When I was a child, I spent a lot of time in the holidays with my nan and granddad. I was raised by two parents, and they spread their time across the year as carefully as they could – we always had time together in the summer holidays – but, like me, they both had to work, so a lot of my time was with my nan and granddad Munson during the day. I enjoyed it; they were loving, kind people, who treated me with utter love – it was the simple pleasures I enjoyed; going to the shops with my nan, listening to my granddad complain if anyone unexpected came to the door, listening to Terry Wogan on the radio (hey, it was part of my routine – don’t knock it).
I suspect Bryan will have similar memories of his childhood when he’s an adult – and, I hope, I’ll be able to help with his children if he decides to have them. The simple pleasures of spending time with his nan and granddad, going to mini-golf, the arcades, or the bouncy castles with me, and spending time with his friends. He’s going to Thorpe Park soon, and I suspect that will be a core memory before the day is out.
I’m quite content with a simple, quiet life, but I also respect Bryan’s love of activities – it’s brilliant that he likes things like dance, and that he’s channelling his energies into things that he’s passionate about. For as long as he loves dance (and it could well be a long time), I’ll be his courier, supporter, and cheerleader; that’s the very least I can do.
But first, we’ve got a simple weekend ahead; on Sunday, we intend to potter – there’s not many opportunities to do that, so I’m making the most of it. It’s fun to just spend time together, although as he gets older, those reduce slightly. I’m going through a period of adjustment as that happens; he doesn’t seem to want to pull away completely (thank heavens) but needs his own time. Who am I to judge? That’s healthy, but if he also chooses to spend some of his week with me, then that can only be a good thing – something I’m thankful for,
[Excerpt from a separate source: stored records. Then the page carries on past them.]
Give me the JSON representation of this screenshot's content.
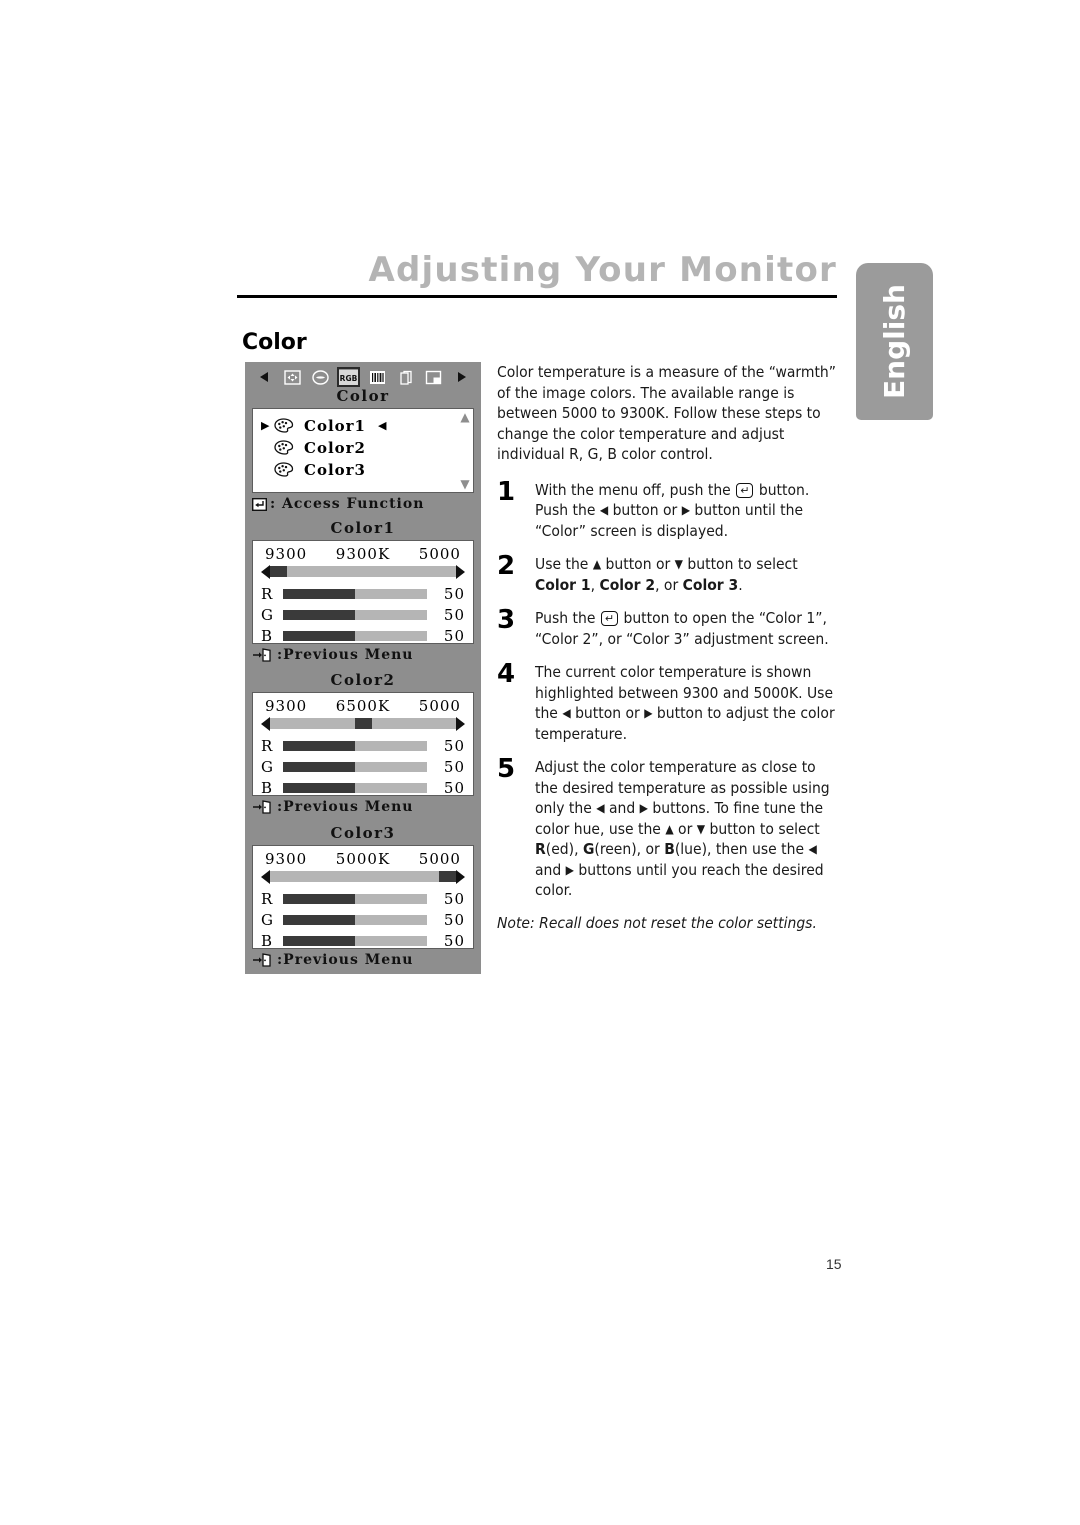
{
  "header": {
    "title": "Adjusting Your Monitor",
    "language_tab": "English"
  },
  "section": {
    "heading": "Color"
  },
  "osd_main": {
    "title": "Color",
    "icons": [
      {
        "name": "left-arrow-icon",
        "glyph": "◀"
      },
      {
        "name": "position-icon",
        "glyph": ""
      },
      {
        "name": "shape-icon",
        "glyph": ""
      },
      {
        "name": "rgb-icon",
        "glyph": "RGB",
        "selected": true
      },
      {
        "name": "moire-icon",
        "glyph": ""
      },
      {
        "name": "osd-pages-icon",
        "glyph": ""
      },
      {
        "name": "save-recall-icon",
        "glyph": ""
      },
      {
        "name": "right-arrow-icon",
        "glyph": "▶"
      }
    ],
    "items": [
      {
        "label": "Color1",
        "selected": true
      },
      {
        "label": "Color2",
        "selected": false
      },
      {
        "label": "Color3",
        "selected": false
      }
    ],
    "cursor": "▶",
    "right_cursor": "◀",
    "scroll_up": "▲",
    "scroll_down": "▼",
    "footer": ": Access Function"
  },
  "osd_panels": [
    {
      "title": "Color1",
      "temp_left": "9300",
      "temp_current": "9300K",
      "temp_right": "5000",
      "thumb_percent": 0,
      "rgb": [
        {
          "label": "R",
          "value": "50",
          "fill_percent": 50
        },
        {
          "label": "G",
          "value": "50",
          "fill_percent": 50
        },
        {
          "label": "B",
          "value": "50",
          "fill_percent": 50
        }
      ],
      "footer": ":Previous Menu"
    },
    {
      "title": "Color2",
      "temp_left": "9300",
      "temp_current": "6500K",
      "temp_right": "5000",
      "thumb_percent": 50,
      "rgb": [
        {
          "label": "R",
          "value": "50",
          "fill_percent": 50
        },
        {
          "label": "G",
          "value": "50",
          "fill_percent": 50
        },
        {
          "label": "B",
          "value": "50",
          "fill_percent": 50
        }
      ],
      "footer": ":Previous Menu"
    },
    {
      "title": "Color3",
      "temp_left": "9300",
      "temp_current": "5000K",
      "temp_right": "5000",
      "thumb_percent": 100,
      "rgb": [
        {
          "label": "R",
          "value": "50",
          "fill_percent": 50
        },
        {
          "label": "G",
          "value": "50",
          "fill_percent": 50
        },
        {
          "label": "B",
          "value": "50",
          "fill_percent": 50
        }
      ],
      "footer": ":Previous Menu"
    }
  ],
  "body": {
    "intro": "Color temperature is a measure of the “warmth” of the image colors. The available range is between 5000 to 9300K. Follow these steps to change the color temperature and adjust individual R, G, B color control.",
    "steps": [
      {
        "number": "1",
        "parts": [
          {
            "t": "text",
            "v": "With the menu off, push the "
          },
          {
            "t": "key",
            "v": "↵"
          },
          {
            "t": "text",
            "v": " button. Push the "
          },
          {
            "t": "arrow",
            "v": "◀"
          },
          {
            "t": "text",
            "v": " button or "
          },
          {
            "t": "arrow",
            "v": "▶"
          },
          {
            "t": "text",
            "v": " button until the “Color” screen is displayed."
          }
        ]
      },
      {
        "number": "2",
        "parts": [
          {
            "t": "text",
            "v": "Use the "
          },
          {
            "t": "arrow",
            "v": "▲"
          },
          {
            "t": "text",
            "v": " button or "
          },
          {
            "t": "arrow",
            "v": "▼"
          },
          {
            "t": "text",
            "v": " button to select "
          },
          {
            "t": "bold",
            "v": "Color 1"
          },
          {
            "t": "text",
            "v": ", "
          },
          {
            "t": "bold",
            "v": "Color 2"
          },
          {
            "t": "text",
            "v": ", or "
          },
          {
            "t": "bold",
            "v": "Color 3"
          },
          {
            "t": "text",
            "v": "."
          }
        ]
      },
      {
        "number": "3",
        "parts": [
          {
            "t": "text",
            "v": "Push the "
          },
          {
            "t": "key",
            "v": "↵"
          },
          {
            "t": "text",
            "v": " button to open the “Color 1”, “Color 2”, or “Color 3” adjustment screen."
          }
        ]
      },
      {
        "number": "4",
        "parts": [
          {
            "t": "text",
            "v": "The current color temperature is shown highlighted between 9300 and 5000K. Use the "
          },
          {
            "t": "arrow",
            "v": "◀"
          },
          {
            "t": "text",
            "v": " button or "
          },
          {
            "t": "arrow",
            "v": "▶"
          },
          {
            "t": "text",
            "v": " button to adjust the color temperature."
          }
        ]
      },
      {
        "number": "5",
        "parts": [
          {
            "t": "text",
            "v": "Adjust the color temperature as close to the desired temperature as possible using only the "
          },
          {
            "t": "arrow",
            "v": "◀"
          },
          {
            "t": "text",
            "v": " and "
          },
          {
            "t": "arrow",
            "v": "▶"
          },
          {
            "t": "text",
            "v": " buttons. To fine tune the color hue, use the "
          },
          {
            "t": "arrow",
            "v": "▲"
          },
          {
            "t": "text",
            "v": " or "
          },
          {
            "t": "arrow",
            "v": "▼"
          },
          {
            "t": "text",
            "v": " button to select "
          },
          {
            "t": "bold",
            "v": "R"
          },
          {
            "t": "text",
            "v": "(ed), "
          },
          {
            "t": "bold",
            "v": "G"
          },
          {
            "t": "text",
            "v": "(reen), or "
          },
          {
            "t": "bold",
            "v": "B"
          },
          {
            "t": "text",
            "v": "(lue), then use the "
          },
          {
            "t": "arrow",
            "v": "◀"
          },
          {
            "t": "text",
            "v": " and "
          },
          {
            "t": "arrow",
            "v": "▶"
          },
          {
            "t": "text",
            "v": " buttons until you reach the desired color."
          }
        ]
      }
    ],
    "note": "Note: Recall does not reset the color settings."
  },
  "footer": {
    "page_number": "15"
  }
}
Being a parent is hard; am I spending enough time with him? Am I smothering him with too much attention? I hope the balance is okay; I’ll make mistakes along the way, but I’ve learnt all too recently that it’s okay to make mistakes, as long as you learn from them. Children can be more forgiving than I realised, and when I’ve made a daft mistake, it’s often Bryan who is the first to notice – and the first to forgive. I’m lucky to be related to such a young man, and it certainly makes me determined to strive for days when it’s good and fun. For us (thankfully), it’s always good and it’s always fun. I love being a dad.